Here’s an interesting one. We have a willow (suspected Salix alba) that has a bit of a wayward limb, which has developed into a hazard beam after being bent straight (during a loading event that was probably caused by the wind, though maybe even by the limb’s own weight?). Curiously, the hazard beam is not necessarily recent as there is distinct ribbing around the wound area. I’m not sure whether one could say the region is entirely stable in terms of structural integrity, though it doesn’t appear to have split any further along the limb since the inception of the issue.

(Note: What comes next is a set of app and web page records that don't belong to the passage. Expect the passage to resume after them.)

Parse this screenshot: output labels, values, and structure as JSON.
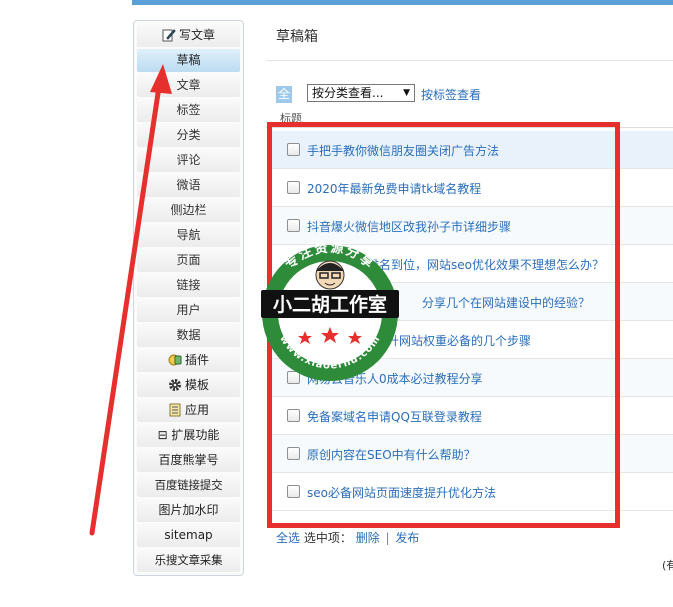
{
  "sidebar": {
    "items": [
      {
        "label": "写文章",
        "icon": "pencil-icon",
        "active": false
      },
      {
        "label": "草稿",
        "active": true
      },
      {
        "label": "文章"
      },
      {
        "label": "标签"
      },
      {
        "label": "分类"
      },
      {
        "label": "评论"
      },
      {
        "label": "微语"
      },
      {
        "label": "侧边栏"
      },
      {
        "label": "导航"
      },
      {
        "label": "页面"
      },
      {
        "label": "链接"
      },
      {
        "label": "用户"
      },
      {
        "label": "数据"
      },
      {
        "label": "插件",
        "icon": "plugin-icon"
      },
      {
        "label": "模板",
        "icon": "gear-icon"
      },
      {
        "label": "应用",
        "icon": "app-icon"
      },
      {
        "label": "⊟ 扩展功能"
      },
      {
        "label": "百度熊掌号"
      },
      {
        "label": "百度链接提交"
      },
      {
        "label": "图片加水印"
      },
      {
        "label": "sitemap"
      },
      {
        "label": "乐搜文章采集"
      }
    ]
  },
  "main": {
    "title": "草稿箱",
    "filter": {
      "all_label": "全部",
      "category_select": "按分类查看...",
      "tag_link": "按标签查看"
    },
    "table_header": "标题",
    "rows": [
      "手把手教你微信朋友圈关闭广告方法",
      "2020年最新免费申请tk域名教程",
      "抖音爆火微信地区改我孙子市详细步骤",
      "网站关键词排名到位，网站seo优化效果不理想怎么办？",
      "分享几个在网站建设中的经验？",
      "提升网站权重必备的几个步骤",
      "网易云音乐人0成本必过教程分享",
      "免备案域名申请QQ互联登录教程",
      "原创内容在SEO中有什么帮助？",
      "seo必备网站页面速度提升优化方法"
    ],
    "actions": {
      "select_all": "全选",
      "selected_label": "选中项：",
      "delete": "删除",
      "separator": "|",
      "publish": "发布"
    },
    "corner_text": "(有"
  },
  "watermark": {
    "top_text": "专注资源分享",
    "main_text": "小二胡工作室",
    "url_text": "www.xiaoerhu.com"
  },
  "colors": {
    "accent_red": "#e5302e",
    "link_blue": "#2a6ebb",
    "active_bg": "#bcdcf1",
    "badge_green": "#2e8b3a"
  }
}
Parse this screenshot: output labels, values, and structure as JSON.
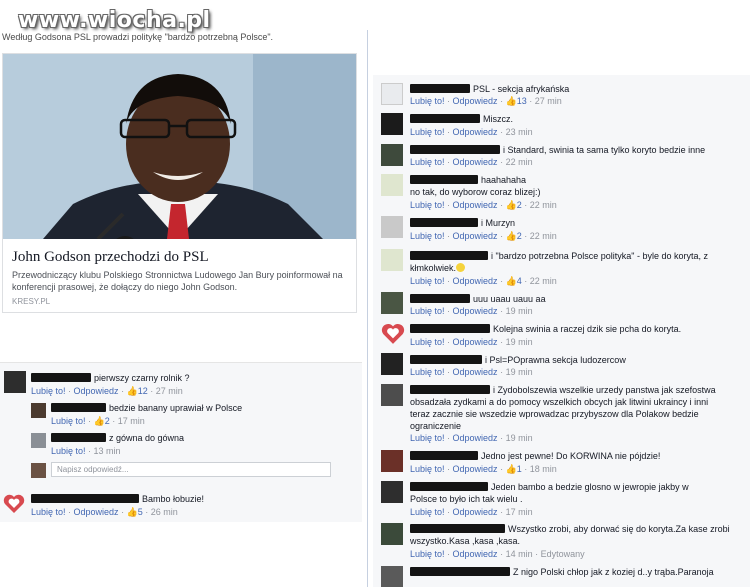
{
  "watermark": "www.wiocha.pl",
  "headline": "Według Godsona PSL prowadzi politykę \"bardzo potrzebną Polsce\".",
  "article": {
    "title": "John Godson przechodzi do PSL",
    "description": "Przewodniczący klubu Polskiego Stronnictwa Ludowego Jan Bury poinformował na konferencji prasowej, że dołączy do niego John Godson.",
    "source": "KRESY.PL"
  },
  "ui": {
    "like": "Lubię to!",
    "reply": "Odpowiedz",
    "thumb": "👍",
    "edited": "Edytowany"
  },
  "left_comments": [
    {
      "text": "pierwszy czarny rolnik ?",
      "likes": "12",
      "time": "27 min"
    },
    {
      "text": "bedzie banany uprawiał w Polsce",
      "likes": "2",
      "time": "17 min"
    },
    {
      "text": "z gówna do gówna",
      "time": "13 min"
    },
    {
      "text": "Bambo łobuzie!",
      "likes": "5",
      "time": "26 min"
    }
  ],
  "reply_placeholder": "Napisz odpowiedź...",
  "right_comments": [
    {
      "text": "PSL - sekcja afrykańska",
      "likes": "13",
      "time": "27 min"
    },
    {
      "text": "Miszcz.",
      "time": "23 min"
    },
    {
      "text": "i Standard, swinia ta sama tylko koryto bedzie inne",
      "time": "22 min"
    },
    {
      "text": "haahahaha",
      "text2": "no tak, do wyborow coraz blizej:)",
      "likes": "2",
      "time": "22 min"
    },
    {
      "text": "i Murzyn",
      "likes": "2",
      "time": "22 min"
    },
    {
      "text": "i \"bardzo potrzebna Polsce polityka\" - byle do koryta, z",
      "text2": "kłmkolwiek.",
      "likes": "4",
      "time": "22 min"
    },
    {
      "text": "uuu uaau uauu aa",
      "time": "19 min"
    },
    {
      "text": "Kolejna swinia a raczej dzik sie pcha do koryta.",
      "time": "19 min"
    },
    {
      "text": "i Psl=POprawna sekcja ludozercow",
      "time": "19 min"
    },
    {
      "text": "i Zydobolszewia wszelkie urzedy panstwa jak szefostwa",
      "text2": "obsadzała zydkami a do pomocy wszelkich obcych jak litwini ukraincy i inni",
      "text3": "teraz zacznie sie wszedzie wprowadzac przybyszow dla Polakow bedzie",
      "text4": "ograniczenie",
      "time": "19 min"
    },
    {
      "text": "Jedno jest pewne! Do KORWINA nie pójdzie!",
      "likes": "1",
      "time": "18 min"
    },
    {
      "text": "Jeden bambo a bedzie glosno w jewropie jakby w",
      "text2": "Polsce to było ich tak wielu .",
      "time": "17 min"
    },
    {
      "text": "Wszystko zrobi, aby dorwać się do koryta.Za kase zrobi",
      "text2": "wszystko.Kasa ,kasa ,kasa.",
      "time": "14 min"
    },
    {
      "text": "Z nigo Polski chłop jak z koziej d..y trąba.Paranoja"
    }
  ],
  "colors": {
    "link": "#4267b2",
    "meta": "#90949c",
    "panel": "#f6f7f9",
    "heart": "#d84a50"
  }
}
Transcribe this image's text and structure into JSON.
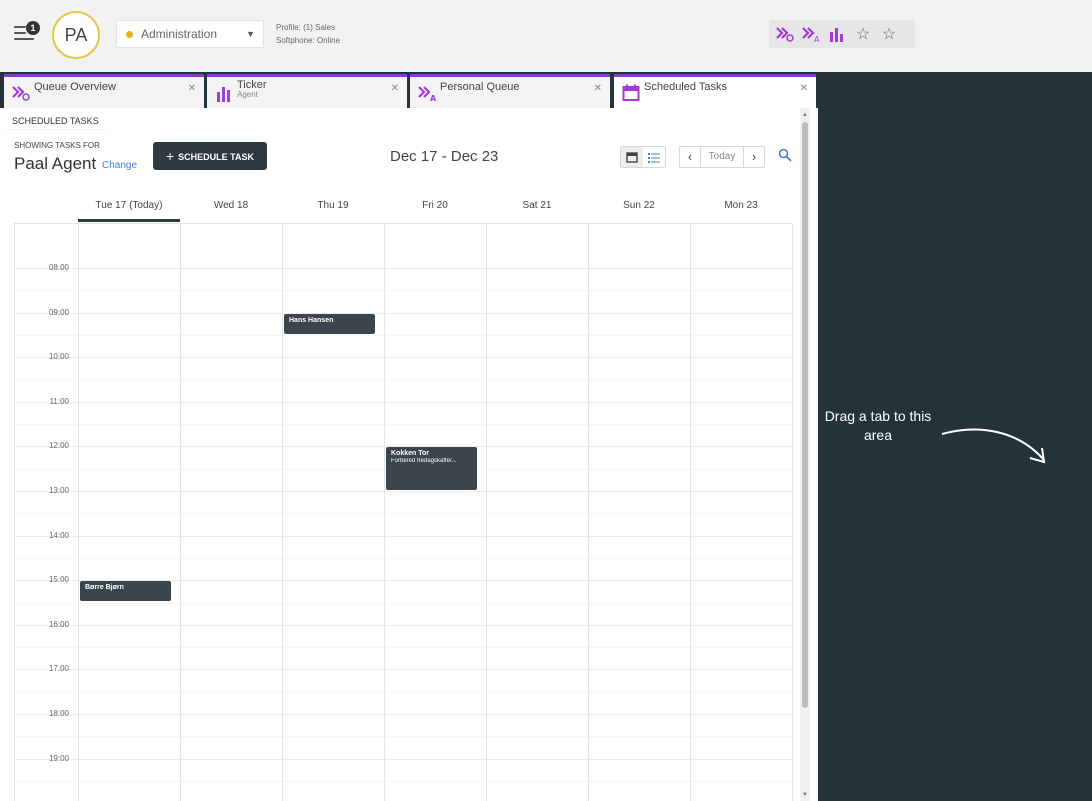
{
  "header": {
    "notification_count": "1",
    "avatar_initials": "PA",
    "status": {
      "label": "Administration",
      "color": "#e7b416"
    },
    "profile_line": "Profile: (1) Sales",
    "softphone_line": "Softphone: Online",
    "accent_color": "#a33bd9"
  },
  "tabs": [
    {
      "title": "Queue Overview",
      "subtitle": "",
      "icon": "queue-overview-icon"
    },
    {
      "title": "Ticker",
      "subtitle": "Agent",
      "icon": "bar-chart-icon"
    },
    {
      "title": "Personal Queue",
      "subtitle": "",
      "icon": "personal-queue-icon"
    },
    {
      "title": "Scheduled Tasks",
      "subtitle": "",
      "icon": "calendar-icon",
      "active": true
    }
  ],
  "dropzone": {
    "text": "Drag a tab to this area"
  },
  "scheduler": {
    "section_label": "SCHEDULED TASKS",
    "showing_label": "SHOWING TASKS FOR",
    "agent_name": "Paal Agent",
    "change_label": "Change",
    "schedule_button": "SCHEDULE TASK",
    "date_range": "Dec 17 - Dec 23",
    "today_label": "Today",
    "days": [
      "Tue 17 (Today)",
      "Wed 18",
      "Thu 19",
      "Fri 20",
      "Sat 21",
      "Sun 22",
      "Mon 23"
    ],
    "hours": [
      "08:00",
      "09:00",
      "10:00",
      "11:00",
      "12:00",
      "13:00",
      "14:00",
      "15:00",
      "16:00",
      "17:00",
      "18:00",
      "19:00"
    ],
    "events": [
      {
        "title": "Hans Hansen",
        "subtitle": "",
        "day": 2,
        "start": 9.0,
        "end": 9.5
      },
      {
        "title": "Kokken Tor",
        "subtitle": "Forbered fredagskaffe/...",
        "day": 3,
        "start": 12.0,
        "end": 13.0
      },
      {
        "title": "Børre Bjørn",
        "subtitle": "",
        "day": 0,
        "start": 15.0,
        "end": 15.5
      }
    ]
  }
}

There are three courses of action here: (1) do nothing, (2) take some weight off the limb, or (3) remove the entire limb. Options 2 and 3 are perhaps more preferable, and from there it simply becomes a case of determining whether removing the entire limb would be undesirable from a long-term retention perspective (given it’d create a large wound on the trunk that a willow would probably struggle to compartmentalise, and removal would also take out a fair portion of the overall crown structure).